  3. Greenham K et al. Temporal network analysis identifies early physiological and transcriptomic indicators of mild drought in Brassica rapa. Elife. 2017;(6).
  4. Neilson, J et al. Gene expression profiles predictive of cold-induced sweetening in potato. Funct Integr Genomics. 2017;17(4):459-476.
  5. Gálvez JH et al. The nitrogen responsive transcriptome in potato (Solanum tuberosum L.) reveals significant gene regulatory motifs. Scientific Reports. 2016;6:26090.
  6. Tsai YC et al. Characterization of genes involved in cytokinin signaling and metabolism from rice. Plant Physiol. 2012;158(4):1666-84.
  7. Poster: NanoString PlexSet for circadian gene expression study in arabidopsis thaliana
  1. Genís S et al. Effect of metritis on endometrium tissue transcriptome during puerperium in Holstein lactating cows. Theriogenology. 2018;122:116-23.
  2. Dhawan D et al. Naturally-occurring canine invasive urothelial carcinoma harbors luminal and basal transcriptional subtypes found in human muscle invasive bladder cancer. PLoS Genet. 2018;14(8).
  3. Heiser A et al. Pegbovigrastim treatment affects gene expression in neutrophils of pasture-fed, periparturient cows. J Diary Sci. 2018; 101(9):8194-8207.
  4. Zylberberg et al. Avian keratin disorder of Alaska black-capped chickadees is associated with Poecivirus infection. Virol J. 2018;15(1):100.
  5. Griffin J et al. Temporal embryonic transcription of chicken fast skeletal myosin heavy chain isoforms in the single comb white leghorn. Poult Sci. 2016;95(5):1151-55.
  6. O’Connor CM et al. Adoptive T-cell therapy improves treatment of canine non–Hodgkin lymphoma post chemotherapy. Sci Rep. 2012;2:249.
  1. Keith SA et al. Identification of Microbiota-Induced Gene Expression Changes in the Drosophila melanogaster Head. bioRxiv. 2019.

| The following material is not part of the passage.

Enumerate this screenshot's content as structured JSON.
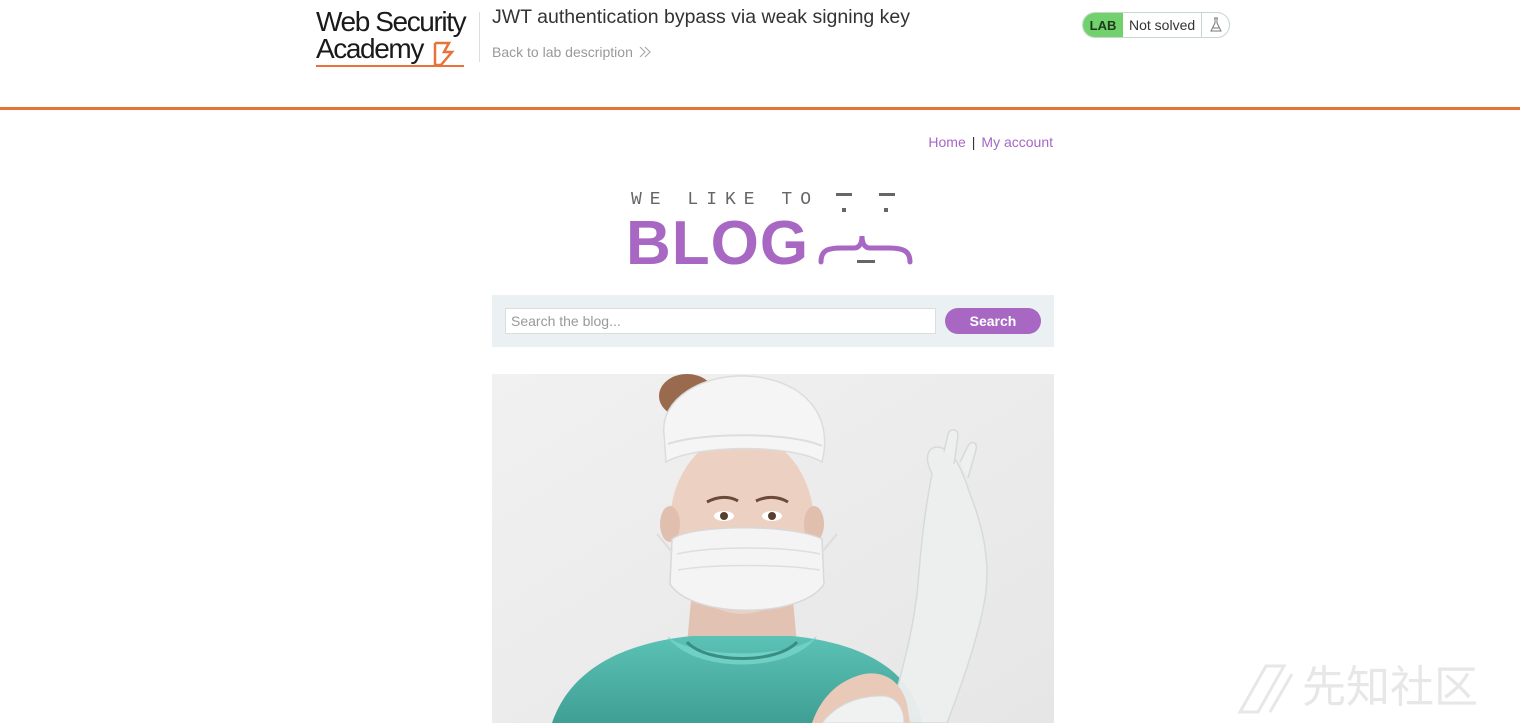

  2. Schaefer A et al. Analysis of fibrosis in control or pressure overloaded rat hearts after mechanical unloading by heterotopic heart transplantation. Sci Rep. 2019;9(1):5710.
  3. Adams SM et al. Temporal Profile of Transporter mRNA Expression in the Brain after Traumatic Brain Injury in Developing Rats. bioRxiv. 2019.
  4. Anderson SM et al. The fatty acid oleate is required for innate immune activation and pathogen defense in Caenorhabditis elegans. PLoS Pathog. 2019;15(6).
  5. Peterson ND et al. The nuclear hormone receptor NHR-86 controls anti-pathogen responses in C. elegans. PLoS Genet. 2019;15(1).
  6. Sun W et al. Pathogenic tau-induced piRNA depletion promotes neuronal death through transposable element dysregulation in neurodegenerative tauopathies. Nat Neurosci. 2018;21(8):1038-48.


For Research Use Only.  Not for use in Diagnostic Procedures.